Whether it’s Russian roulette or an old-fashioned drinking contest, play any game where the central element is powerful shots and sooner or later, someone’s going down. Saturday’s showdown on HBO between middleweight knockout artists Gennady Golovkin and Curtis Stevens is far closer to the Russian roulette end of scale, which is to say that the end will come sooner than a wear ’em down evening of endurance drinking.
Golovkin is one of the key pieces in HBO’s play to fend off insurgent Showtime, and the reason is obvious to anyone who watches him for a few minutes: He is frightening in all the right ways. If you’re going on the merit of his wins, Stevens has done nothing to earn a meeting with Golovkin. Instead, he sold enough people on the match-up by way of a few showy knockouts of his own, with a typically crafty rebuild job by promoter Main Events, by being one of the few boxers who wanted it (Golovkin’s risk/reward ratio is improving, but he’s still more risk than reward) and by talking trash on Twitter. We end up with a situation where, to paraphrase Andrew Fruman, Stevens will not be the best opponent of Golovkin’s career but he will be the most dangerous.
That’s because we do not know yet just how well Golovkin can take a shot. We know he can take one at least pretty well — Gregorz Proksa had scored a sensational knockout or two prior to their meeting, and when Proksa hit the man known as GGG he didn’t flinch. But Stevens has nastier stuff than Proksa. Here’s how nasty, if you assume this isn’t a bit of gamesmanship from HBO to promote an opponent for Golovkin that some fans don’t buy as worthy: Network commentator Max Kellerman recently said that, during beta testing for a new technology to measure the punching power of boxers, Stevens’ levels were so unbelievable that some at HBO weren’t convinced the technology worked.
Stevens’ nasty stuff has been made all the nastier by a move down from super middle to middle. He always has had power, as part of a youth movement out of New York known as the “Chin Checkers,” but he wasn’t cremating guys at 168 like he has been at 160. Now, some of that probably has something to do with careful matchmaking from Main Events, who are good at taking boxers out of the scrapheap and putting them in with opponents who make them look good. Sometimes the rebuild is authentic; it takes. Sometimes it’s an illusion; it vanishes the moment it’s subjected to any scrutiny. What I do know is that I’ve never seen Saul Roman, Stevens’ last victim, dispensed with so quickly and so thoroughly.
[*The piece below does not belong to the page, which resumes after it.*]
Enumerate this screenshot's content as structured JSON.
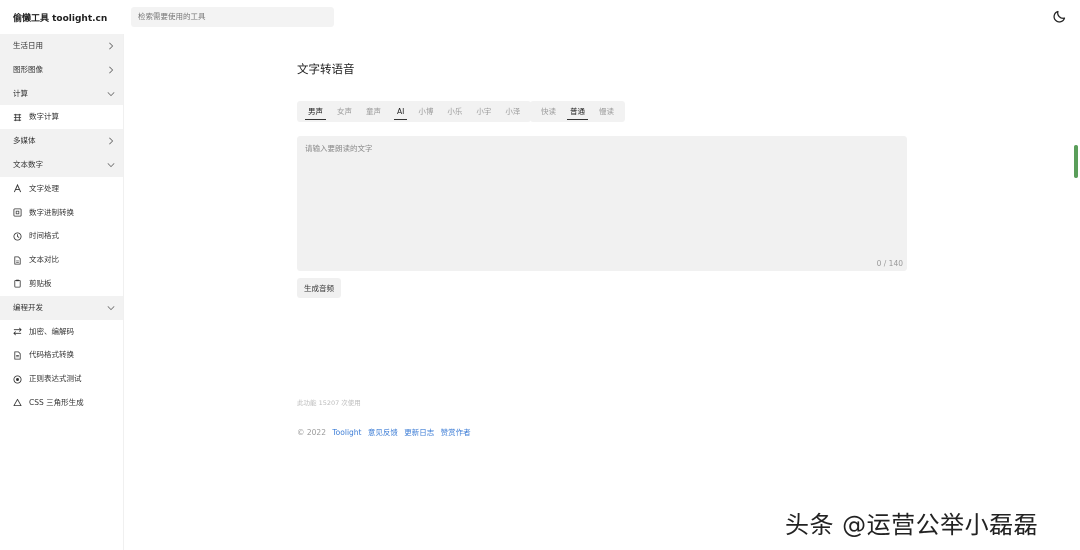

That weight shift has helped sell Stevens as a new man, but it also was probably the right move. We haven’t seen Stevens wobbled or dropped as he sometimes was in his previous division, so maybe he handles the punches better here. He was short for a super middleweight and in fact is still short for a middleweight, 5’7″. But his opponents are closer in stature than before. Size is only one of his numerous flaws: He’s lazy on defense, tending to drop his gloves for no reason. He doesn’t respond well to pressure, something Jesse Brinkley showed at 168 but that Derrick Findley also showed at 160. He can counter some, because he’s fast enough (certainly faster than GGG), but for some reason despite that ability, if you back him up he looks lost. Ultimately, his power in both hands — right cross, most especially the left hook — has made up enough for his flaws to get him to a big fight. He was once banished from the big networks for the awful Andre Dirrell bout, and once suffered the ignominy of being outboxed by Brinkley. But power has a tendency to intoxicate.
He’s an underdog, deservedly, because GGG does everything better, technically. He’s slower, certainly. For all his hype, his resume is not overloaded — although Proksa, Matthew Macklin and Gabriel Rosado are worlds better than anything Stevens has going for him. Neither man is a defensive master, but Golovkin has the edge and showed improvement against Macklin. He’s comfortable leading or countering. He adjusts on the fly. He has power in both hands, too. He’s a better body puncher. He’s not shown any of Stevens’ trouble when getting hit cleanly. There’s a class gap, really.
Where there might not be a gap is in power, and that’s why Stevens is live. The usually dispassionate GGG — except for that creepy, childlike grin he flashes occasionally, he’s most often got a calm expression across his visage no matter what happens — has admitted to having his feathers ruffled over some of Stevens’ antics, such as the images he posted on Twitter of a mock funeral for Golovkin. If Golovkin comes in reckless, Stevens’ chances increase.
I still don’t like those chances under any scenario. I won’t at all discount Stevens’ chances of winning because he hits hard enough that it might come down to who lands the first clean punch. But in a duel between two deadly shooters, I’m going to take the cowboy with the better aim over the one who draws faster. Golovkin by early knockout — it goes three or fewer, perhaps even just one.